The common course of therapy begins with gentle stretching and strengthening of the shoulder, but with no exercises above the level of the shoulder. Perform internal and external rotation exercises with a light dumbbell and gradually increase the weight from one pound to five pounds over about a five-week period. Gradually, you can introduce some basic push-muscle exercises to strengthen the antagonist muscles–push-ups, dips, and shoulder presses with light dumbbells are good as long as they don’t produce any shoulder pain. Of course, rehabilitation is best guided by a professional physical therapist, and may take anywhere from two to six months before reintroducing climbing activities.

Unfortunately, a number of people with shoulder injuries ultimately require a surgical solution. The procedure may include removal of damaged tissue, repair of minor rotator cuff tears, or surgical tightening of affected ligaments and tendons. Surgery will be followed with long-term physical therapy; given a successful outcome, climbing activity may resume in six to twelve months.
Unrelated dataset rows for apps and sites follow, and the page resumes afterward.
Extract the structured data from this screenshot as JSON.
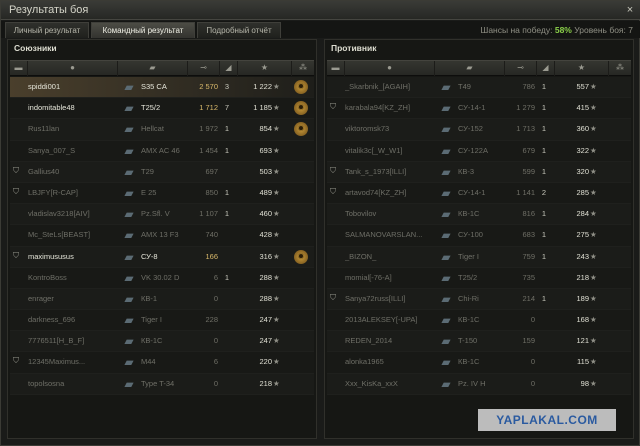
{
  "window": {
    "title": "Результаты боя",
    "close_icon": "×"
  },
  "tabs": [
    {
      "label": "Личный результат"
    },
    {
      "label": "Командный результат"
    },
    {
      "label": "Подробный отчёт"
    }
  ],
  "win_chance": {
    "prefix": "Шансы на победу:",
    "value": "58%",
    "suffix": "Уровень боя: 7"
  },
  "allies": {
    "title": "Союзники",
    "rows": [
      {
        "name": "spiddi001",
        "vehicle": "S35 CA",
        "damage": "2 570",
        "kills": "3",
        "exp": "1 222",
        "medal": true,
        "alive": true,
        "me": true,
        "badge": ""
      },
      {
        "name": "indomitable48",
        "vehicle": "T25/2",
        "damage": "1 712",
        "kills": "7",
        "exp": "1 185",
        "medal": true,
        "alive": true,
        "badge": ""
      },
      {
        "name": "Rus11lan",
        "vehicle": "Hellcat",
        "damage": "1 972",
        "kills": "1",
        "exp": "854",
        "medal": true,
        "alive": false,
        "badge": ""
      },
      {
        "name": "Sanya_007_S",
        "vehicle": "AMX AC 46",
        "damage": "1 454",
        "kills": "1",
        "exp": "693",
        "medal": false,
        "alive": false,
        "badge": ""
      },
      {
        "name": "Gallius40",
        "vehicle": "T29",
        "damage": "697",
        "kills": "",
        "exp": "503",
        "medal": false,
        "alive": false,
        "badge": "⛉"
      },
      {
        "name": "LBJFY[R-CAP]",
        "vehicle": "E 25",
        "damage": "850",
        "kills": "1",
        "exp": "489",
        "medal": false,
        "alive": false,
        "badge": "⛉"
      },
      {
        "name": "vladislav3218[AIV]",
        "vehicle": "Pz.Sfl. V",
        "damage": "1 107",
        "kills": "1",
        "exp": "460",
        "medal": false,
        "alive": false,
        "badge": ""
      },
      {
        "name": "Mc_SteLs[BEAST]",
        "vehicle": "AMX 13 F3",
        "damage": "740",
        "kills": "",
        "exp": "428",
        "medal": false,
        "alive": false,
        "badge": ""
      },
      {
        "name": "maximususus",
        "vehicle": "СУ-8",
        "damage": "166",
        "kills": "",
        "exp": "316",
        "medal": true,
        "alive": true,
        "badge": "⛉"
      },
      {
        "name": "KontroBoss",
        "vehicle": "VK 30.02 D",
        "damage": "6",
        "kills": "1",
        "exp": "288",
        "medal": false,
        "alive": false,
        "badge": ""
      },
      {
        "name": "enrager",
        "vehicle": "КВ-1",
        "damage": "0",
        "kills": "",
        "exp": "288",
        "medal": false,
        "alive": false,
        "badge": ""
      },
      {
        "name": "darkness_696",
        "vehicle": "Tiger I",
        "damage": "228",
        "kills": "",
        "exp": "247",
        "medal": false,
        "alive": false,
        "badge": ""
      },
      {
        "name": "7776511[H_B_F]",
        "vehicle": "КВ-1С",
        "damage": "0",
        "kills": "",
        "exp": "247",
        "medal": false,
        "alive": false,
        "badge": ""
      },
      {
        "name": "12345Maximus...",
        "vehicle": "M44",
        "damage": "6",
        "kills": "",
        "exp": "220",
        "medal": false,
        "alive": false,
        "badge": "⛉"
      },
      {
        "name": "topolsosna",
        "vehicle": "Type T-34",
        "damage": "0",
        "kills": "",
        "exp": "218",
        "medal": false,
        "alive": false,
        "badge": ""
      }
    ]
  },
  "enemies": {
    "title": "Противник",
    "rows": [
      {
        "name": "_Skarbnik_[AGAIH]",
        "vehicle": "T49",
        "damage": "786",
        "kills": "1",
        "exp": "557",
        "alive": false,
        "badge": ""
      },
      {
        "name": "karabala94[KZ_ZH]",
        "vehicle": "СУ-14-1",
        "damage": "1 279",
        "kills": "1",
        "exp": "415",
        "alive": false,
        "badge": "⛉"
      },
      {
        "name": "viktoromsk73",
        "vehicle": "СУ-152",
        "damage": "1 713",
        "kills": "1",
        "exp": "360",
        "alive": false,
        "badge": ""
      },
      {
        "name": "vitalik3c[_W_W1]",
        "vehicle": "СУ-122А",
        "damage": "679",
        "kills": "1",
        "exp": "322",
        "alive": false,
        "badge": ""
      },
      {
        "name": "Tank_s_1973[ILLI]",
        "vehicle": "КВ-3",
        "damage": "599",
        "kills": "1",
        "exp": "320",
        "alive": false,
        "badge": "⛉"
      },
      {
        "name": "artavod74[KZ_ZH]",
        "vehicle": "СУ-14-1",
        "damage": "1 141",
        "kills": "2",
        "exp": "285",
        "alive": false,
        "badge": "⛉"
      },
      {
        "name": "Tobovilov",
        "vehicle": "КВ-1С",
        "damage": "816",
        "kills": "1",
        "exp": "284",
        "alive": false,
        "badge": ""
      },
      {
        "name": "SALMANOVARSLAN...",
        "vehicle": "СУ-100",
        "damage": "683",
        "kills": "1",
        "exp": "275",
        "alive": false,
        "badge": ""
      },
      {
        "name": "_BIZON_",
        "vehicle": "Tiger I",
        "damage": "759",
        "kills": "1",
        "exp": "243",
        "alive": false,
        "badge": ""
      },
      {
        "name": "momial[-76-A]",
        "vehicle": "T25/2",
        "damage": "735",
        "kills": "",
        "exp": "218",
        "alive": false,
        "badge": ""
      },
      {
        "name": "Sanya72russ[ILLI]",
        "vehicle": "Chi-Ri",
        "damage": "214",
        "kills": "1",
        "exp": "189",
        "alive": false,
        "badge": "⛉"
      },
      {
        "name": "2013ALEKSEY[-UPA]",
        "vehicle": "КВ-1С",
        "damage": "0",
        "kills": "",
        "exp": "168",
        "alive": false,
        "badge": ""
      },
      {
        "name": "REDEN_2014",
        "vehicle": "T-150",
        "damage": "159",
        "kills": "",
        "exp": "121",
        "alive": false,
        "badge": ""
      },
      {
        "name": "alonka1965",
        "vehicle": "КВ-1С",
        "damage": "0",
        "kills": "",
        "exp": "115",
        "alive": false,
        "badge": ""
      },
      {
        "name": "Xxx_KisKa_xxX",
        "vehicle": "Pz. IV H",
        "damage": "0",
        "kills": "",
        "exp": "98",
        "alive": false,
        "badge": ""
      }
    ]
  },
  "columns": {
    "squad_icon": "▬",
    "player_icon": "●",
    "vehicle_icon": "▰",
    "damage_icon": "⊸",
    "kills_icon": "◢",
    "exp_icon": "★",
    "medal_icon": "⁂"
  },
  "star_symbol": "★",
  "medal_symbol": "✹",
  "tank_symbol": "▰",
  "watermark": "YAPLAKAL.COM"
}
In conclusion, it’s important to point out that taking steps to prevent injury is the best medicine for your shoulders and other body parts. Here are five tips to lower your injury risk:

#1. Don’t climb to exhaustion. Many injuries occur toward the end of a day of maximal climbing, and in particular when working an at-your-limit boulder problem or redpoint over and over and over.

#2. Don’t climb and train for climbing more than a total of 4 days per week. Overtraining is the ultimate bad investment in your climbing future because it will eventually get you injured.

#3. Train the antagonist muscles of the arms and torso to maintain muscle balance. Two days per week of moderate “push muscle” training is a great insurance policy, so dedicate a little time to sending a few sets of push-ups, dips, dumbbell shoulder presses, and reverse wrist curls.

#4. Regularly vary the type of climbing you engage in, in order to vary the wear and tear on your body. This is especially important for beginners and younger climbers who tend to focus on just sport climbing or bouldering. Remind yourself that diversifying your climbing is also a great investment in your technical abilities.

And #5. Focus on improving technique over maximizing strength. Obsessive training will end in injury. Conversely, improving technique will enable you to make the most of the strength you already possess. Remember that climbing is two-third technical and mental, and only one-third physical…so strive to become a complete climber…a true master of rock!

Copyright 2008 Eric J. Hörst. All rights reserved.